**WORK TASK:**
Omit the pictures and copy the entries exactly.

**Page and application data records:**
⟨

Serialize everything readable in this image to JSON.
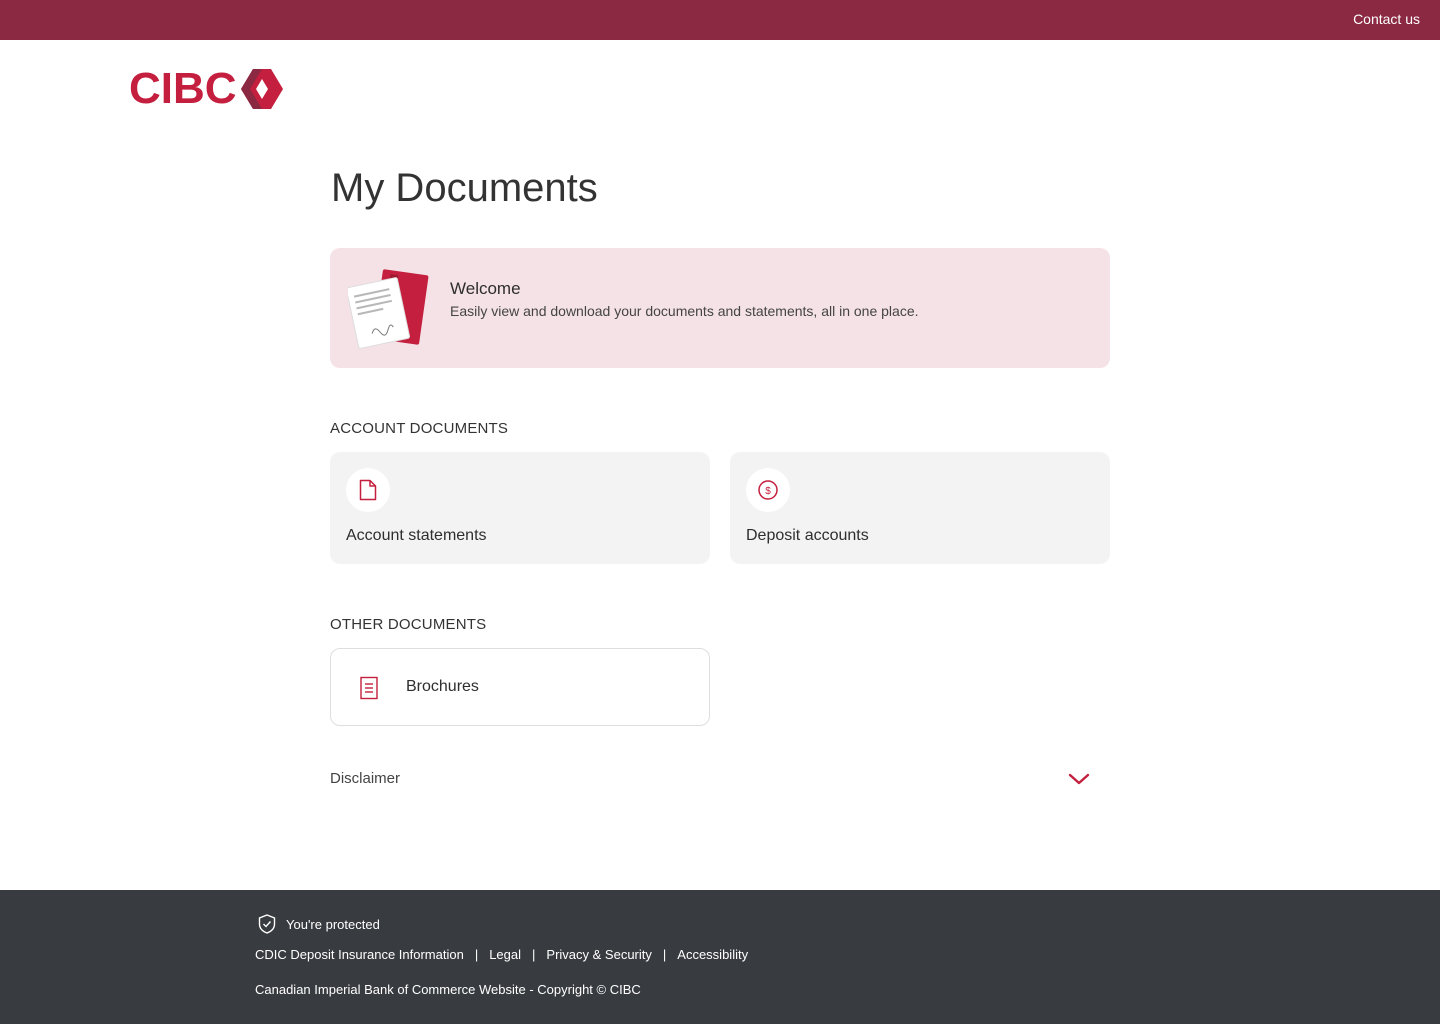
{
  "topbar": {
    "contact_label": "Contact us"
  },
  "brand": {
    "logo_text": "CIBC",
    "primary_color": "#c41f3e",
    "topbar_color": "#8b2942"
  },
  "page": {
    "title": "My Documents"
  },
  "welcome": {
    "title": "Welcome",
    "description": "Easily view and download your documents and statements, all in one place.",
    "illustration": "documents-illustration"
  },
  "account_documents": {
    "heading": "ACCOUNT DOCUMENTS",
    "items": [
      {
        "label": "Account statements",
        "icon": "document-icon"
      },
      {
        "label": "Deposit accounts",
        "icon": "dollar-circle-icon"
      }
    ]
  },
  "other_documents": {
    "heading": "OTHER DOCUMENTS",
    "items": [
      {
        "label": "Brochures",
        "icon": "brochure-icon"
      }
    ]
  },
  "disclaimer": {
    "label": "Disclaimer",
    "icon": "chevron-down-icon"
  },
  "footer": {
    "protected_label": "You're protected",
    "links": [
      "CDIC Deposit Insurance Information",
      "Legal",
      "Privacy & Security",
      "Accessibility"
    ],
    "separator": "|",
    "copyright": "Canadian Imperial Bank of Commerce Website - Copyright © CIBC"
  }
}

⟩

**COMPLETED TASK:**
Serialize everything readable in this image to JSON.
{
  "topbar": {
    "contact_label": "Contact us"
  },
  "brand": {
    "logo_text": "CIBC",
    "primary_color": "#c41f3e",
    "topbar_color": "#8b2942"
  },
  "page": {
    "title": "My Documents"
  },
  "welcome": {
    "title": "Welcome",
    "description": "Easily view and download your documents and statements, all in one place.",
    "illustration": "documents-illustration"
  },
  "account_documents": {
    "heading": "ACCOUNT DOCUMENTS",
    "items": [
      {
        "label": "Account statements",
        "icon": "document-icon"
      },
      {
        "label": "Deposit accounts",
        "icon": "dollar-circle-icon"
      }
    ]
  },
  "other_documents": {
    "heading": "OTHER DOCUMENTS",
    "items": [
      {
        "label": "Brochures",
        "icon": "brochure-icon"
      }
    ]
  },
  "disclaimer": {
    "label": "Disclaimer",
    "icon": "chevron-down-icon"
  },
  "footer": {
    "protected_label": "You're protected",
    "links": [
      "CDIC Deposit Insurance Information",
      "Legal",
      "Privacy & Security",
      "Accessibility"
    ],
    "separator": "|",
    "copyright": "Canadian Imperial Bank of Commerce Website - Copyright © CIBC"
  }
}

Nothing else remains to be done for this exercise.